Variable decelerations with other characteristics, such as slow return to baseline, overshoots or
shoulders
Indeterminate
Not predictive of abnormal fetal acid-base status
No adequate evidence at present to classify these as Category I or Category III
Require evaluation and continued surveillance and reevaluation, taking into account the entire associated
clinical circumstances

3. CATEGORY III

Category III FHR tracings include either:

Absent baseline FHR variability and any of the following:


Recurrent late decelerations
Recurrent variable decelerations
Bradycardia

Sinusoidal pattern

Abnormal

Predictive of abnormal fetal acid-base status at the time of observation

Require prompt evaluation

Efforts to expeditiously resolve abnormal FHR include, but are not limited to:

Provision of maternal oxygen

Change in maternal position

Discontinuation of labor stimulation

Treatment for maternal hypotension

INTRAPARTUM SURVEILLANCE OF UTERINE ACTIVITY


1. INTERNAL UTERINE PRESSURE MONITORING

Use intrauterine pressure catheters


2. EXTERNAL MONITORING

Uterine transducer held against the abdominal wall

PATTERNS OF UTERINE ACTIVITY


Origin and propagation of contractions

Originates near the uterine end of one of the fallopian tubes, a pacemaker

Right pacemaker dominates over the left

Contractions spread from the pacemaker throughout the uterus at 2cm/sec, depolarizing the uterus within
15 seconds

Depolarization waves propagates downward to the cervix; intensity greatest at the fundus and diminishes
in the lower uterus

Descending gradient would direct fetal descent toward the cervix and efface the cervix

ALL parts of the uterus are synchronized and reach their peak pressure almost simultaneously, resulting in
a curvilinear waveform

SYSTEMIC INTERPRETATION OF EFM


1. Assess the quality of the signal acquisition
2. Determine the paper speed and graph range

No evidence suggesting a particular universal paper speed

Consistency within each institution and ideally within regions
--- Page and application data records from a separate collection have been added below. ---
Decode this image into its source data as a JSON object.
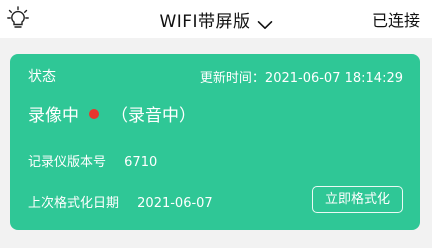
{
  "header": {
    "icon": "lightbulb-icon",
    "title": "WIFI带屏版",
    "dropdown_icon": "chevron-down-icon",
    "connection_status": "已连接"
  },
  "card": {
    "background_color": "#2fc796",
    "status_label": "状态",
    "update_time": "更新时间：2021-06-07 18:14:29",
    "recording_status": "录像中",
    "recording_indicator_color": "#e8352d",
    "audio_status": "（录音中）",
    "version_label": "记录仪版本号",
    "version_value": "6710",
    "last_format_label": "上次格式化日期",
    "last_format_value": "2021-06-07",
    "format_button_label": "立即格式化"
  }
}
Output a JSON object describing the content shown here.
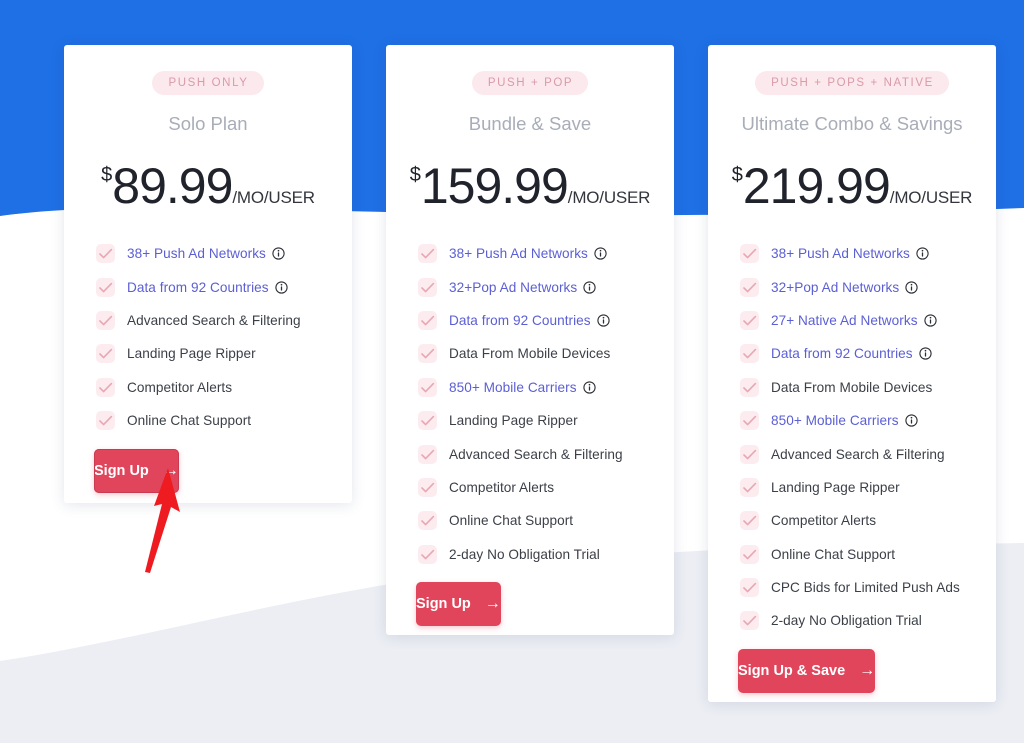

3. Determine whether the mode of recording is external or internal
4. Assess the uterine activity pattern, including frequency, duration and intensity of contraction and uterine
resting tone
5. Assess the baseline fetal heart rate
6. Assess baseline variability
7. Assess fetal heart rate accelerations
8. Assess periodic or episodic decelerations
9. Classify EFM tracing
10. Evaluate overall clinical picture